Information and data - Libraries as somewhere on the journey

I am using this blog post as a way of collecting my thoughts around data, linked data, the semantic web and where libraries sit in all this. Traditionally libraries have been very much a one stop shop. Whether this has been a search the catalogue, find the book and get it out approach, or the search the database, find the article, read it or download it experience, libraries have tended to be the start and the finish of a search inquiry.  We of course have been very happy about this too, as it has built on the foundation of the value of libraries being in the storage of information.
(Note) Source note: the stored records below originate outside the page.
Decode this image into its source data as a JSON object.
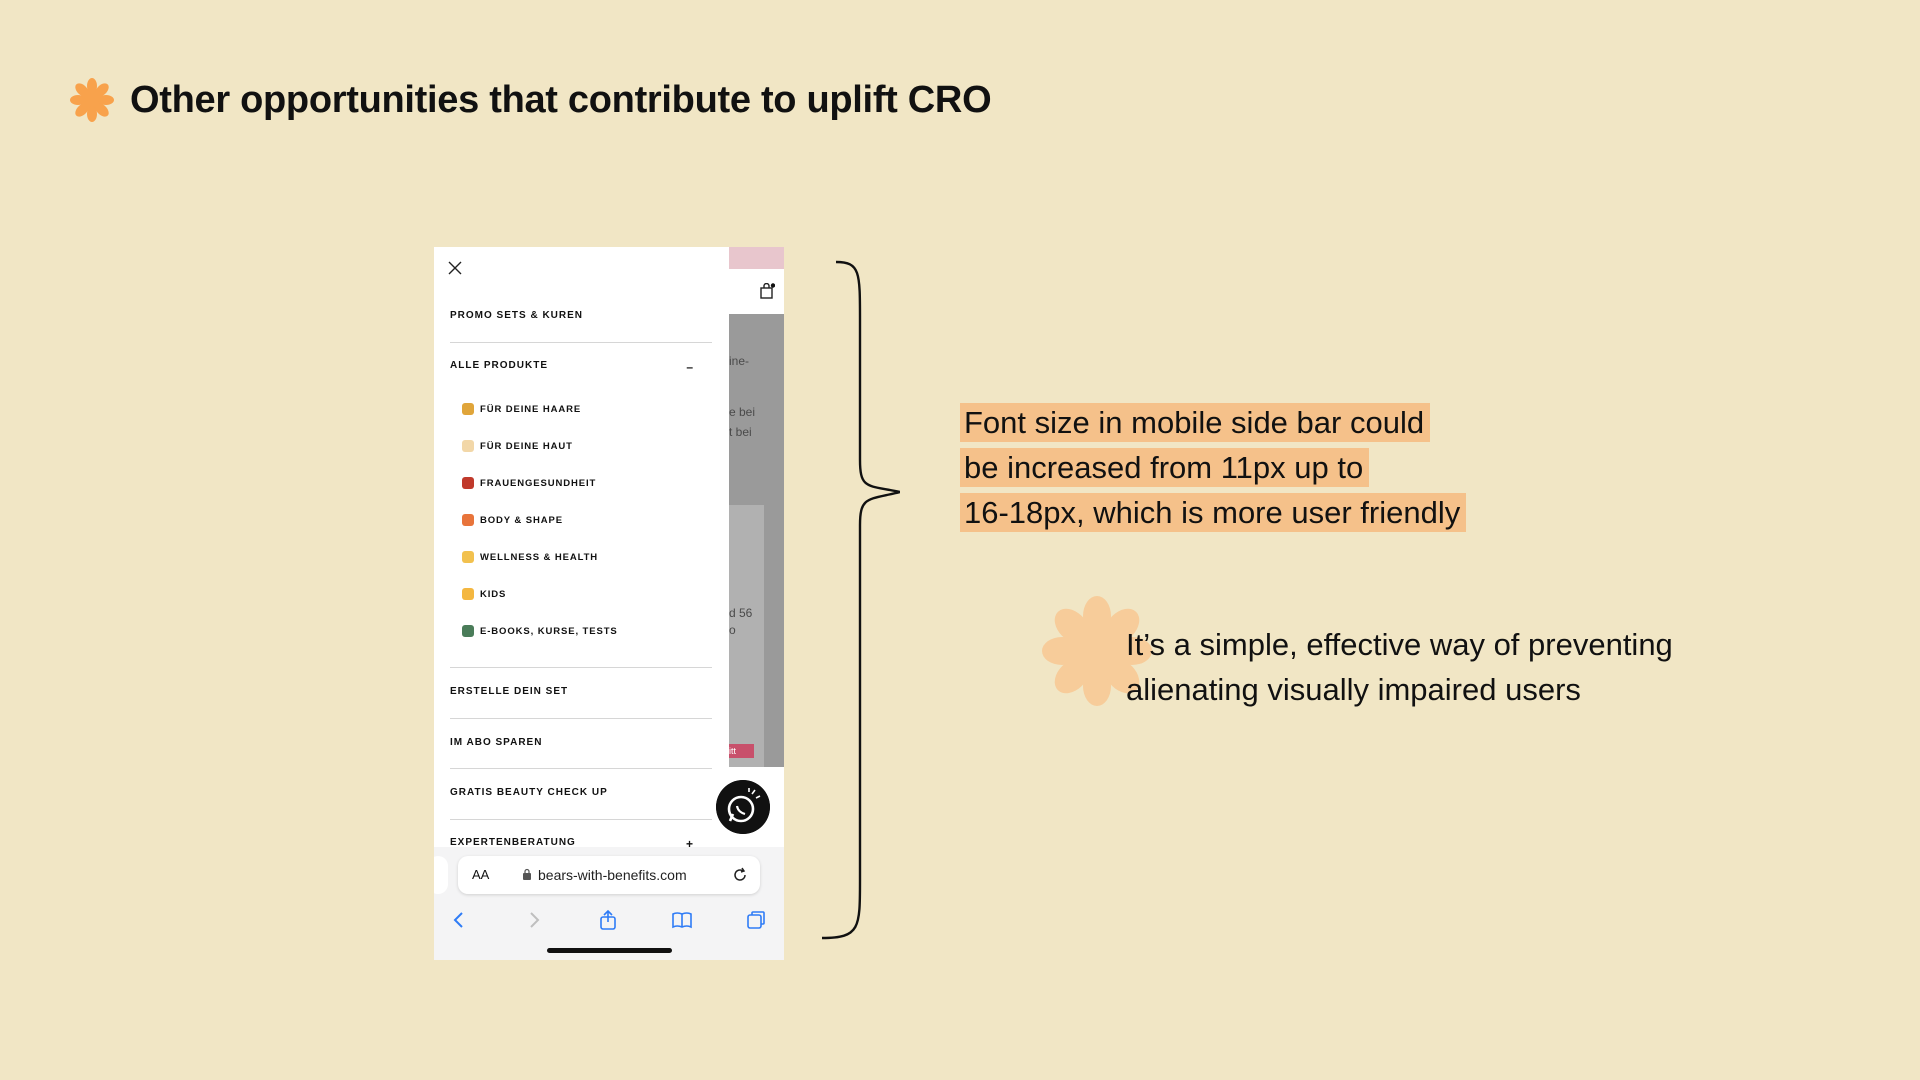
{
  "slide": {
    "title": "Other opportunities that contribute to uplift CRO",
    "bullet_icon": "flower-icon",
    "accent_color": "#F8A24C",
    "background_color": "#F1E6C5",
    "highlight_color": "#F5C18A"
  },
  "phone": {
    "close_icon": "close-icon",
    "menu": {
      "promo": "PROMO SETS & KUREN",
      "alle": "ALLE PRODUKTE",
      "alle_toggle": "–",
      "sub_items": [
        {
          "label": "FÜR DEINE HAARE",
          "emoji_color": "#E0A53A"
        },
        {
          "label": "FÜR DEINE HAUT",
          "emoji_color": "#F2D7A8"
        },
        {
          "label": "FRAUENGESUNDHEIT",
          "emoji_color": "#C0392B"
        },
        {
          "label": "BODY & SHAPE",
          "emoji_color": "#E8743B"
        },
        {
          "label": "WELLNESS & HEALTH",
          "emoji_color": "#F2C14E"
        },
        {
          "label": "KIDS",
          "emoji_color": "#F4B740"
        },
        {
          "label": "E-BOOKS, KURSE, TESTS",
          "emoji_color": "#4A7C59"
        }
      ],
      "erstelle": "ERSTELLE DEIN SET",
      "abo": "IM ABO SPAREN",
      "gratis": "GRATIS BEAUTY CHECK UP",
      "experten": "EXPERTENBERATUNG",
      "experten_toggle": "+"
    },
    "background_fragments": {
      "frag1": "ine-",
      "frag2": "e bei",
      "frag3": "t bei",
      "frag4": "d 56",
      "frag5": "o",
      "badge": "itt"
    },
    "browser": {
      "aa": "AA",
      "url": "bears-with-benefits.com"
    }
  },
  "callout": {
    "line1": "Font size in mobile side bar could",
    "line2": "be increased from 11px up to",
    "line3": "16-18px, which is more user friendly",
    "note_line1": "It’s a simple, effective way of preventing",
    "note_line2": "alienating visually impaired users"
  }
}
However the world is changing and libraries are already examining how they stay relevant in this new world and find their place.  I am an exponent of part of the value of public libraries lying in the relationships they build with their communities and starting to provide the facilities for them to tell their own stories how and when they like.  To move away from the more traditional curated approach of storage and retrieval and become a powerhouse of community creativity by fostering it and encouraging it in the way they capture and store their realities of being alive.

However, this is not the only place that libraries can improve their value proposition. Of course there are many possible places this can be done. One opportunity that I have been discussing with colleagues recently, is the idea of libraries as not the beginning or end of a search, but much more just a cog in a global information and data storage network of linked data.

Libraries have data, lots of data.  What has begun to restrict us and indeed lesson our perceived value, is that lots of other people have information too and often it is easier to find.  It might not be as trustworthy or as vetted, but as we are seeing, this does not matter when people can be easily presented with multiple sources, multiple reference points, and it is all so easy.  We can thank Google for this, and whether we like it or not, they have done their job very well and people like going there to find information.

So what if libraries redesigned themselves, to share their records and enable this information to be harvested?  If we started to view ourselves not as the physical place people came to find something, or the website that people visited to find information.  Rather, what if we viewed ourselves as a global contributor to knowledge, to search and to helping people find what they need.  To help them go where they need to go online to find information.  What if we started designing our storage with this in mind and designed our search to start trawling the semantic web.  Our results to bring back not only information we held, but information held by others around the world, and not just in databases we subscribe to.  Our information to be available to all who want it, as they look for what they need.

This approach would take not just a quantum shift in thought by many libraries, but by their funders too.  Public libraries are in general funded by their local communities and as such they tend to take a very limited approach to the value they create by looking locally.  Indeed, it would be very hard in most cases to argue to your local funder that there was value in creating content for the global community, rather than the local.  Yet, I believe it is worth trying to have these discussions and create this sort of thought shift.  Surely if enough of us took this view, then the global benefit would flow all directions and it would be an argument that held good weight both in benefit to the community and the global good.

Also, of course, much of this approach would require a shift in thought by library management system vendors and by the publishers of content the libraries currently buy or subscribe to.  The concept of wide sharing of data and information runs counter to the profit model for these businesses (especially publishing) and yet, for the continued survival of libraries and therefore the purchase of their resources, this model might need to change.

To come full circle, not all data libraries have is purchased.  Imagine, a world, where libraries enabled their communities to tell their stories.  Enabled them to store them, create them, and entertain with them.  Imagine a world, where these stories where shared not only locally,  but globally.  Where you could search from one place and travel the world, reading about people, communities, experiences and what it means to be part of humanity.  Isn't that a dream worth holding and trying to make a reality?  Might that not be a world, where libraries were valued and an integral part of the wealth, spirit and soul of both their hometowns and the world in general?